#### [Material supplied]
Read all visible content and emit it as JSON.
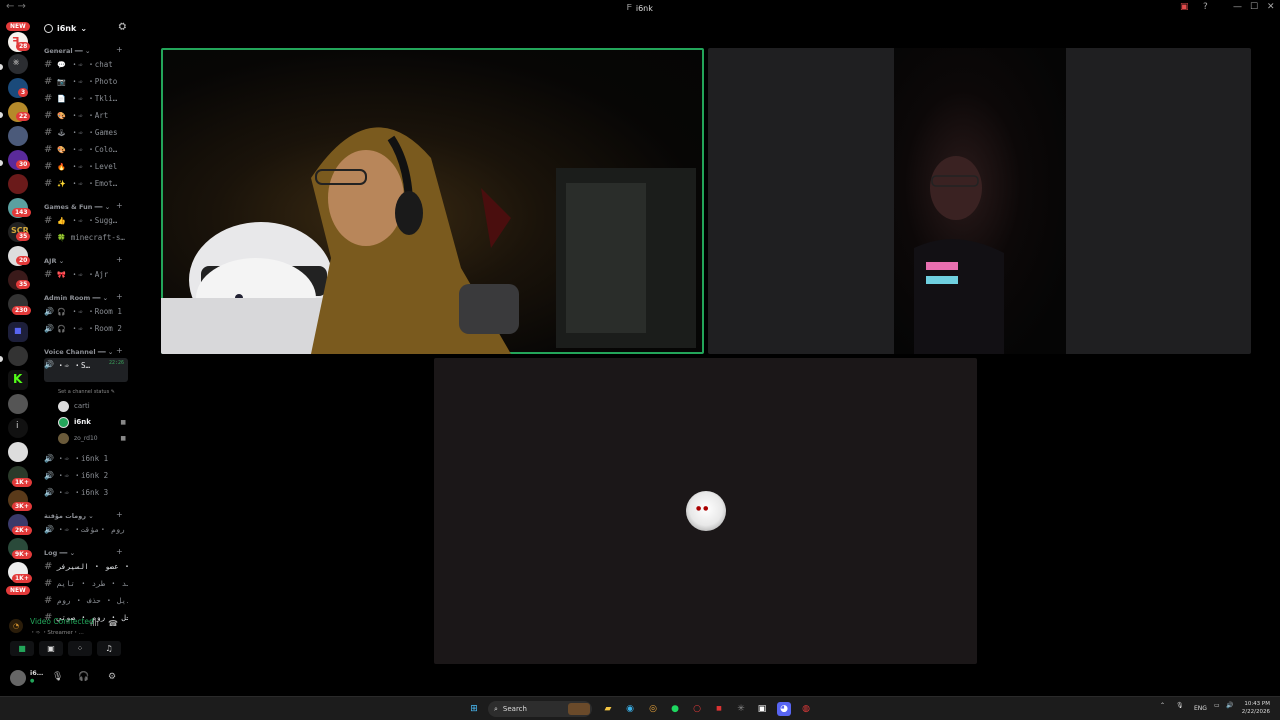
{
  "window": {
    "title": "i6nk",
    "back_icon": "back-arrow-icon"
  },
  "servers": {
    "new_badge_top": "NEW",
    "badges": [
      "28",
      "3",
      "22",
      "30",
      "143",
      "35",
      "20",
      "35",
      "230",
      "1K+",
      "3K+",
      "2K+",
      "9K+",
      "1K+"
    ],
    "new_badge_bottom": "NEW"
  },
  "guild": {
    "name": "i6nk",
    "chevron": "⌄"
  },
  "categories": {
    "general": "General ━━ ⌄",
    "games_fun": "Games & Fun ━━ ⌄",
    "ajr": "AJR ⌄",
    "admin_room": "Admin Room ━━ ⌄",
    "voice_channels": "Voice Channel ━━ ⌄",
    "temp_rooms": "رومات مؤقتة ⌄",
    "log": "Log ━━ ⌄"
  },
  "channels": {
    "chat": "・➾ ・chat",
    "photo": "・➾ ・Photo",
    "tklil": "・➾ ・Tkli…",
    "art": "・➾ ・Art",
    "games": "・➾ ・Games",
    "colors": "・➾ ・Colo…",
    "level": "・➾ ・Level",
    "emoji": "・➾ ・Emot…",
    "suggest": "・➾ ・Sugg…",
    "minecraft": "minecraft-s…",
    "ajr": "・➾ ・Ajr",
    "room1": "・➾ ・Room 1",
    "room2": "・➾ ・Room 2",
    "streamer": "・➾ ・S…",
    "i6nk1": "・➾ ・i6nk 1",
    "i6nk2": "・➾ ・i6nk 2",
    "i6nk3": "・➾ ・i6nk 3",
    "temp_room": "・➾ ・روم ・مؤقت",
    "log1": "سجل ・ عضو ・ السيرفر",
    "log2": "باند ・ طرد ・ تايم",
    "log3": "تعديل ・ حذف ・ روم",
    "log4": "سجل ・ روم ・ صوتي"
  },
  "active_channel": {
    "timer": "22:26",
    "status_hint": "Set a channel status ✎"
  },
  "voice_users": [
    {
      "name": "carti"
    },
    {
      "name": "i6nk"
    },
    {
      "name": "zo_rd10"
    }
  ],
  "voice_panel": {
    "status": "Video Connected",
    "channel": "・➾ ・Streamer・…"
  },
  "user_panel": {
    "name": "i6…",
    "status": "●"
  },
  "taskbar": {
    "search_placeholder": "Search",
    "language": "ENG",
    "time": "10:43 PM",
    "date": "2/22/2026"
  },
  "colors": {
    "accent_green": "#23a55a",
    "badge_red": "#e23a3a",
    "tile_gray": "#1f1f21"
  }
}
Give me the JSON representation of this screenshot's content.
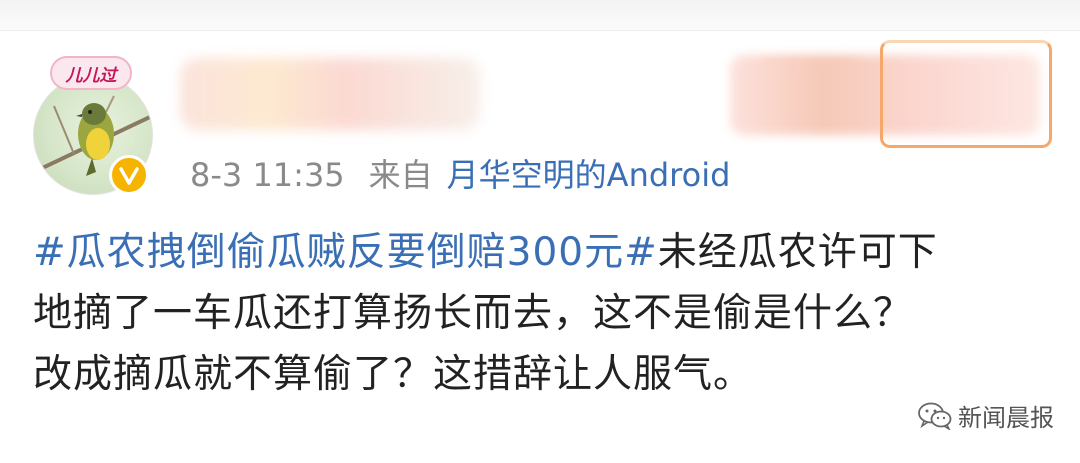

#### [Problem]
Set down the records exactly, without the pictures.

#### [Output for this task]
Read all visible content and emit it as JSON.
{
  "window": {
    "title": "i6nk",
    "back_icon": "back-arrow-icon"
  },
  "servers": {
    "new_badge_top": "NEW",
    "badges": [
      "28",
      "3",
      "22",
      "30",
      "143",
      "35",
      "20",
      "35",
      "230",
      "1K+",
      "3K+",
      "2K+",
      "9K+",
      "1K+"
    ],
    "new_badge_bottom": "NEW"
  },
  "guild": {
    "name": "i6nk",
    "chevron": "⌄"
  },
  "categories": {
    "general": "General ━━ ⌄",
    "games_fun": "Games & Fun ━━ ⌄",
    "ajr": "AJR ⌄",
    "admin_room": "Admin Room ━━ ⌄",
    "voice_channels": "Voice Channel ━━ ⌄",
    "temp_rooms": "رومات مؤقتة ⌄",
    "log": "Log ━━ ⌄"
  },
  "channels": {
    "chat": "・➾ ・chat",
    "photo": "・➾ ・Photo",
    "tklil": "・➾ ・Tkli…",
    "art": "・➾ ・Art",
    "games": "・➾ ・Games",
    "colors": "・➾ ・Colo…",
    "level": "・➾ ・Level",
    "emoji": "・➾ ・Emot…",
    "suggest": "・➾ ・Sugg…",
    "minecraft": "minecraft-s…",
    "ajr": "・➾ ・Ajr",
    "room1": "・➾ ・Room 1",
    "room2": "・➾ ・Room 2",
    "streamer": "・➾ ・S…",
    "i6nk1": "・➾ ・i6nk 1",
    "i6nk2": "・➾ ・i6nk 2",
    "i6nk3": "・➾ ・i6nk 3",
    "temp_room": "・➾ ・روم ・مؤقت",
    "log1": "سجل ・ عضو ・ السيرفر",
    "log2": "باند ・ طرد ・ تايم",
    "log3": "تعديل ・ حذف ・ روم",
    "log4": "سجل ・ روم ・ صوتي"
  },
  "active_channel": {
    "timer": "22:26",
    "status_hint": "Set a channel status ✎"
  },
  "voice_users": [
    {
      "name": "carti"
    },
    {
      "name": "i6nk"
    },
    {
      "name": "zo_rd10"
    }
  ],
  "voice_panel": {
    "status": "Video Connected",
    "channel": "・➾ ・Streamer・…"
  },
  "user_panel": {
    "name": "i6…",
    "status": "●"
  },
  "taskbar": {
    "search_placeholder": "Search",
    "language": "ENG",
    "time": "10:43 PM",
    "date": "2/22/2026"
  },
  "colors": {
    "accent_green": "#23a55a",
    "badge_red": "#e23a3a",
    "tile_gray": "#1f1f21"
  }
}
Give me the JSON representation of this screenshot's content.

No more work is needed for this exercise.